Authors: 
Rollag, S. A., Iowa State University
Polin, J., Iowa State University
Gable, P. A., Iowa State University
Friend, A., Iowa State University
Lindstrom, J. K., Iowa State University
Brown, R. C., Iowa State University

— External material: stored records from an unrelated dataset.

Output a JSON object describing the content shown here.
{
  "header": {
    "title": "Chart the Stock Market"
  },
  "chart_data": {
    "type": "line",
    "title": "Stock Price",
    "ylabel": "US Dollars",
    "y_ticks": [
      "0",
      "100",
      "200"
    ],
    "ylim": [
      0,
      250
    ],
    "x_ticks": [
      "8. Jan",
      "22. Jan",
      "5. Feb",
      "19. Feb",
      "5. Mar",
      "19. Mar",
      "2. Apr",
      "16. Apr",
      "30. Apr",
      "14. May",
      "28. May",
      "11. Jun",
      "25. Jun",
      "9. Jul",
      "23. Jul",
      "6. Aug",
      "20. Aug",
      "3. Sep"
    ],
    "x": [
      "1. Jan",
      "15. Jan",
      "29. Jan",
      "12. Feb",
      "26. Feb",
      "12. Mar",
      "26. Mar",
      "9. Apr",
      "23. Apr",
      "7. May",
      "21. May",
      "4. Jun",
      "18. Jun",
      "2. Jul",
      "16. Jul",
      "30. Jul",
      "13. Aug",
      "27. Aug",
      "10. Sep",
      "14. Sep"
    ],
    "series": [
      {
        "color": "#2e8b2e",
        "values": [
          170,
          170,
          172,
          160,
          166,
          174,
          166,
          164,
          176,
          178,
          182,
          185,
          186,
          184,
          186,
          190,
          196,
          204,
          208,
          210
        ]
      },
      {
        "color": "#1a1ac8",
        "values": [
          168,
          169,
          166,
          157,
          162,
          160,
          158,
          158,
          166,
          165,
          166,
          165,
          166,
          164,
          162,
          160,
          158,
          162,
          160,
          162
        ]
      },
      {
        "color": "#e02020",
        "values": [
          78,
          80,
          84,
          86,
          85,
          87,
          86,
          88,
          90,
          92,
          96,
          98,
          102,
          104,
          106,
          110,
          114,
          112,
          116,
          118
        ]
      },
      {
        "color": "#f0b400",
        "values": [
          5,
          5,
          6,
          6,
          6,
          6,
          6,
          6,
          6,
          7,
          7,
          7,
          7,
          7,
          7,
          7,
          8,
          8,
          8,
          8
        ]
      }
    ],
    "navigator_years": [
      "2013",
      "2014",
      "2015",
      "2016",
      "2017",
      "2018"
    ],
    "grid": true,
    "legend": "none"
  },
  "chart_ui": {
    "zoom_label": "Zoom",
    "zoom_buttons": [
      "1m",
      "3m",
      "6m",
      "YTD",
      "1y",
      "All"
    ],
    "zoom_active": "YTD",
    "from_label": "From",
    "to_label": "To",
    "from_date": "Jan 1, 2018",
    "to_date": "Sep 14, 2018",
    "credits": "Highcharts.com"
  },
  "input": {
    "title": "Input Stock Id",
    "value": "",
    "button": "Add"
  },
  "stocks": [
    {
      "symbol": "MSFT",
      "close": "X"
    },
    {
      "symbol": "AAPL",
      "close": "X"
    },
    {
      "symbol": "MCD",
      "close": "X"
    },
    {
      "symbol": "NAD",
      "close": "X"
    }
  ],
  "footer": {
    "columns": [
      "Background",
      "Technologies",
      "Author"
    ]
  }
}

Fast pyrolysis of lignocellulosic biomass produces very little sugar or anhydrosugars compared to pyrolysis of pure polysaccharides because naturally occurring alkali and alkaline earth metals (AAEMs) in biomass catalyze the fragmentation of pyranose and furanose rings. Sugar yields can be dramatically increased by pretreating the biomass with sulfuric acid prior to pyrolysis, which passivates the catalytic activity of the metals by converting them into thermally stable salts. However, these AAEMs are also important to the depolymerization of lignin. Their passivation has the unintended consequence of slowing the rate of volatiles release from lignin, which results in a transient melt phase that agglomerates and fouls fluidized bed pyrolyzers. To overcome this problem, an alternative catalyst that is active toward lignin depolymerization but not pyranose ring fragmentation is needed. Pretreatment of herbaceous biomass with ferrous sulfate was found to have the desired effects of both passivating AAEMs and introducing iron that is catalytic toward lignin depolymerization. Conventional nitrogen-blown pyrolysis of pretreated corn stover increased the reactor weight hourly space velocity (WHSV), defined as biomass feed rate (kg/hr) per fluidized bed mass (kg), from 1 hr-1 with acid treatment to 4 hr-1 with iron sulfate. Substituting ferrous sulfate for sulfuric acid as pretreatment of corn stover had an even more dramatic increase in WHSV when operating the pyrolyzer under air-blown (autothermal) conditions, increasing from 3 hr-1to 13 hr-1. Sugar yields from the pyrolysis of corn stover increased from 0.5 wt% to 13 wt% on a biomass basis – a 26-fold increase through the use of the ferrous sulfate pretreatment. These advantages were combined to increase volumetric sugar productivity by two orders of magnitude, from 30 g/L/hr for conventional untreated corn stover to 3000 g/L/hr for autothermal ferrous sulfate treated corn stover.